_Working data:_
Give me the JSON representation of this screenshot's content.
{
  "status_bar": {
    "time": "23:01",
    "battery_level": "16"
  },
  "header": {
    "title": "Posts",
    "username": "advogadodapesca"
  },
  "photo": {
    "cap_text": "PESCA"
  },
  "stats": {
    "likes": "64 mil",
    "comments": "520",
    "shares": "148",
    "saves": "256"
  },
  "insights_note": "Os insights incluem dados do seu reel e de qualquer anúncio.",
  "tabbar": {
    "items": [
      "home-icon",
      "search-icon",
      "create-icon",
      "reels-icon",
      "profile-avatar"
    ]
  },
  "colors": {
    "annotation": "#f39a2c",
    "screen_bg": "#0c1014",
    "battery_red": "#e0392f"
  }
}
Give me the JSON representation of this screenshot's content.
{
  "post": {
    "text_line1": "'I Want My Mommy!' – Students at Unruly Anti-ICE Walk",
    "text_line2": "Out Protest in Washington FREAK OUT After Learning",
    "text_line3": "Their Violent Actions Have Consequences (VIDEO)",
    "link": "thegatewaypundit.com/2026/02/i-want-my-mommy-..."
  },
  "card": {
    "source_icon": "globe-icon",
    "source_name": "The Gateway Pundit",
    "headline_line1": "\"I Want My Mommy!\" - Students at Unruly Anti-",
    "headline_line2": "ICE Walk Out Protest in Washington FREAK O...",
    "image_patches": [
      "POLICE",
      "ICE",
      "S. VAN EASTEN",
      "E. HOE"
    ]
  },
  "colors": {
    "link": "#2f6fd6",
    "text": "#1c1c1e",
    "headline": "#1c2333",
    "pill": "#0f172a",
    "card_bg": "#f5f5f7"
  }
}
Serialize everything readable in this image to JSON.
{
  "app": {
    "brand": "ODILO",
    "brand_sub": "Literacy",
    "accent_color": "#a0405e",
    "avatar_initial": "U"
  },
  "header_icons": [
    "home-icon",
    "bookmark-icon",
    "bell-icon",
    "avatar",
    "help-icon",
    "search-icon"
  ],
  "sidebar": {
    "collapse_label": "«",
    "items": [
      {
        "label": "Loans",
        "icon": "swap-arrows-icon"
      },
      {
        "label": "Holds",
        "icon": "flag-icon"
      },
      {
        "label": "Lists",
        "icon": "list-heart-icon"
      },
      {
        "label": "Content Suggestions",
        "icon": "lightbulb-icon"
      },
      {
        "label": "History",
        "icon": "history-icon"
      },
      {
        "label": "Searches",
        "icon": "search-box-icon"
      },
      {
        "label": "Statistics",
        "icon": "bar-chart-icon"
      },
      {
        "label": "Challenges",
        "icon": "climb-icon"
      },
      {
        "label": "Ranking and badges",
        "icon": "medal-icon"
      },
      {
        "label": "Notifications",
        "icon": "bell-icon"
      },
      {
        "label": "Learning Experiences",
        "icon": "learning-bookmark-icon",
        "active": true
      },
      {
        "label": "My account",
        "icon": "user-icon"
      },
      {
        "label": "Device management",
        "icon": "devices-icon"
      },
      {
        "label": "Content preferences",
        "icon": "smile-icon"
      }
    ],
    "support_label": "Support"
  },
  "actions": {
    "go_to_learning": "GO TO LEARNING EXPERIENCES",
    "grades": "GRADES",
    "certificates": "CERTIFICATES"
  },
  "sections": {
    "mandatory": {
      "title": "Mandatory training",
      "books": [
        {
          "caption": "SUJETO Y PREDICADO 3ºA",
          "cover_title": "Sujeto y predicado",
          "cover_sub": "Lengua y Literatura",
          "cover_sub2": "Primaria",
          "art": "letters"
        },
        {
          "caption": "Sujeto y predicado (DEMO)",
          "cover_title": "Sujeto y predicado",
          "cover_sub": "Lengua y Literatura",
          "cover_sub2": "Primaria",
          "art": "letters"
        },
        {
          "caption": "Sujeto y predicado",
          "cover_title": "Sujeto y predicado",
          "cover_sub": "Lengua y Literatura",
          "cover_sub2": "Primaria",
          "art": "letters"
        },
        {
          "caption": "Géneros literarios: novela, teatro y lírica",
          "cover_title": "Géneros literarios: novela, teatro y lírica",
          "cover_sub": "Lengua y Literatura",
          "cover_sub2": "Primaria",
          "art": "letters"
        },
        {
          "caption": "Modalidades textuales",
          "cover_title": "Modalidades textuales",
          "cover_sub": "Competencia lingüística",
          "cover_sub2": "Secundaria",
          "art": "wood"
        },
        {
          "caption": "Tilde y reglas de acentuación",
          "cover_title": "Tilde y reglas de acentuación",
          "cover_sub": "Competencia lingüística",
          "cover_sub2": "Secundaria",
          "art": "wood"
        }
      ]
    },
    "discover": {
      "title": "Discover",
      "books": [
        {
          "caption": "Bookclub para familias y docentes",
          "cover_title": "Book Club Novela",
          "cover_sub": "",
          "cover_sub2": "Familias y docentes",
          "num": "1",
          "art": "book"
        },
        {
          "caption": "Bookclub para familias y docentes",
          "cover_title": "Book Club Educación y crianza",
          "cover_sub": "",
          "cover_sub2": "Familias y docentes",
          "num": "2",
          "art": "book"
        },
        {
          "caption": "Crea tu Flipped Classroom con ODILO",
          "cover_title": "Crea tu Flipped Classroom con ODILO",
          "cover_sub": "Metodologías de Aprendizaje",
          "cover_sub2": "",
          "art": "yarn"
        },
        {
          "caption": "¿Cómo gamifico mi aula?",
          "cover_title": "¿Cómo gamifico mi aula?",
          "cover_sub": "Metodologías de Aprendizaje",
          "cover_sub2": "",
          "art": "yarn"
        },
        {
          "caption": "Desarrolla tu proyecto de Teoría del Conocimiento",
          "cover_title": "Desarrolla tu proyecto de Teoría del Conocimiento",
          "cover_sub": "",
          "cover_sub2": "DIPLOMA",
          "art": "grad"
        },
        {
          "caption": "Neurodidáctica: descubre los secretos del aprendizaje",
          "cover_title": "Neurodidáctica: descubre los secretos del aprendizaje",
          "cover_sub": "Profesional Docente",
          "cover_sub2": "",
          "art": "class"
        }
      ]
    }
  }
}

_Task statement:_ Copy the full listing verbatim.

_Response:_
Give me the JSON representation of this screenshot's content.
{
  "status_bar": {
    "time": "23:01",
    "battery_level": "16"
  },
  "header": {
    "title": "Posts",
    "username": "advogadodapesca"
  },
  "photo": {
    "cap_text": "PESCA"
  },
  "stats": {
    "likes": "64 mil",
    "comments": "520",
    "shares": "148",
    "saves": "256"
  },
  "insights_note": "Os insights incluem dados do seu reel e de qualquer anúncio.",
  "tabbar": {
    "items": [
      "home-icon",
      "search-icon",
      "create-icon",
      "reels-icon",
      "profile-avatar"
    ]
  },
  "colors": {
    "annotation": "#f39a2c",
    "screen_bg": "#0c1014",
    "battery_red": "#e0392f"
  }
}
Give me the JSON representation of this screenshot's content.
{
  "post": {
    "text_line1": "'I Want My Mommy!' – Students at Unruly Anti-ICE Walk",
    "text_line2": "Out Protest in Washington FREAK OUT After Learning",
    "text_line3": "Their Violent Actions Have Consequences (VIDEO)",
    "link": "thegatewaypundit.com/2026/02/i-want-my-mommy-..."
  },
  "card": {
    "source_icon": "globe-icon",
    "source_name": "The Gateway Pundit",
    "headline_line1": "\"I Want My Mommy!\" - Students at Unruly Anti-",
    "headline_line2": "ICE Walk Out Protest in Washington FREAK O...",
    "image_patches": [
      "POLICE",
      "ICE",
      "S. VAN EASTEN",
      "E. HOE"
    ]
  },
  "colors": {
    "link": "#2f6fd6",
    "text": "#1c1c1e",
    "headline": "#1c2333",
    "pill": "#0f172a",
    "card_bg": "#f5f5f7"
  }
}
Serialize everything readable in this image to JSON.
{
  "app": {
    "brand": "ODILO",
    "brand_sub": "Literacy",
    "accent_color": "#a0405e",
    "avatar_initial": "U"
  },
  "header_icons": [
    "home-icon",
    "bookmark-icon",
    "bell-icon",
    "avatar",
    "help-icon",
    "search-icon"
  ],
  "sidebar": {
    "collapse_label": "«",
    "items": [
      {
        "label": "Loans",
        "icon": "swap-arrows-icon"
      },
      {
        "label": "Holds",
        "icon": "flag-icon"
      },
      {
        "label": "Lists",
        "icon": "list-heart-icon"
      },
      {
        "label": "Content Suggestions",
        "icon": "lightbulb-icon"
      },
      {
        "label": "History",
        "icon": "history-icon"
      },
      {
        "label": "Searches",
        "icon": "search-box-icon"
      },
      {
        "label": "Statistics",
        "icon": "bar-chart-icon"
      },
      {
        "label": "Challenges",
        "icon": "climb-icon"
      },
      {
        "label": "Ranking and badges",
        "icon": "medal-icon"
      },
      {
        "label": "Notifications",
        "icon": "bell-icon"
      },
      {
        "label": "Learning Experiences",
        "icon": "learning-bookmark-icon",
        "active": true
      },
      {
        "label": "My account",
        "icon": "user-icon"
      },
      {
        "label": "Device management",
        "icon": "devices-icon"
      },
      {
        "label": "Content preferences",
        "icon": "smile-icon"
      }
    ],
    "support_label": "Support"
  },
  "actions": {
    "go_to_learning": "GO TO LEARNING EXPERIENCES",
    "grades": "GRADES",
    "certificates": "CERTIFICATES"
  },
  "sections": {
    "mandatory": {
      "title": "Mandatory training",
      "books": [
        {
          "caption": "SUJETO Y PREDICADO 3ºA",
          "cover_title": "Sujeto y predicado",
          "cover_sub": "Lengua y Literatura",
          "cover_sub2": "Primaria",
          "art": "letters"
        },
        {
          "caption": "Sujeto y predicado (DEMO)",
          "cover_title": "Sujeto y predicado",
          "cover_sub": "Lengua y Literatura",
          "cover_sub2": "Primaria",
          "art": "letters"
        },
        {
          "caption": "Sujeto y predicado",
          "cover_title": "Sujeto y predicado",
          "cover_sub": "Lengua y Literatura",
          "cover_sub2": "Primaria",
          "art": "letters"
        },
        {
          "caption": "Géneros literarios: novela, teatro y lírica",
          "cover_title": "Géneros literarios: novela, teatro y lírica",
          "cover_sub": "Lengua y Literatura",
          "cover_sub2": "Primaria",
          "art": "letters"
        },
        {
          "caption": "Modalidades textuales",
          "cover_title": "Modalidades textuales",
          "cover_sub": "Competencia lingüística",
          "cover_sub2": "Secundaria",
          "art": "wood"
        },
        {
          "caption": "Tilde y reglas de acentuación",
          "cover_title": "Tilde y reglas de acentuación",
          "cover_sub": "Competencia lingüística",
          "cover_sub2": "Secundaria",
          "art": "wood"
        }
      ]
    },
    "discover": {
      "title": "Discover",
      "books": [
        {
          "caption": "Bookclub para familias y docentes",
          "cover_title": "Book Club Novela",
          "cover_sub": "",
          "cover_sub2": "Familias y docentes",
          "num": "1",
          "art": "book"
        },
        {
          "caption": "Bookclub para familias y docentes",
          "cover_title": "Book Club Educación y crianza",
          "cover_sub": "",
          "cover_sub2": "Familias y docentes",
          "num": "2",
          "art": "book"
        },
        {
          "caption": "Crea tu Flipped Classroom con ODILO",
          "cover_title": "Crea tu Flipped Classroom con ODILO",
          "cover_sub": "Metodologías de Aprendizaje",
          "cover_sub2": "",
          "art": "yarn"
        },
        {
          "caption": "¿Cómo gamifico mi aula?",
          "cover_title": "¿Cómo gamifico mi aula?",
          "cover_sub": "Metodologías de Aprendizaje",
          "cover_sub2": "",
          "art": "yarn"
        },
        {
          "caption": "Desarrolla tu proyecto de Teoría del Conocimiento",
          "cover_title": "Desarrolla tu proyecto de Teoría del Conocimiento",
          "cover_sub": "",
          "cover_sub2": "DIPLOMA",
          "art": "grad"
        },
        {
          "caption": "Neurodidáctica: descubre los secretos del aprendizaje",
          "cover_title": "Neurodidáctica: descubre los secretos del aprendizaje",
          "cover_sub": "Profesional Docente",
          "cover_sub2": "",
          "art": "class"
        }
      ]
    }
  }
}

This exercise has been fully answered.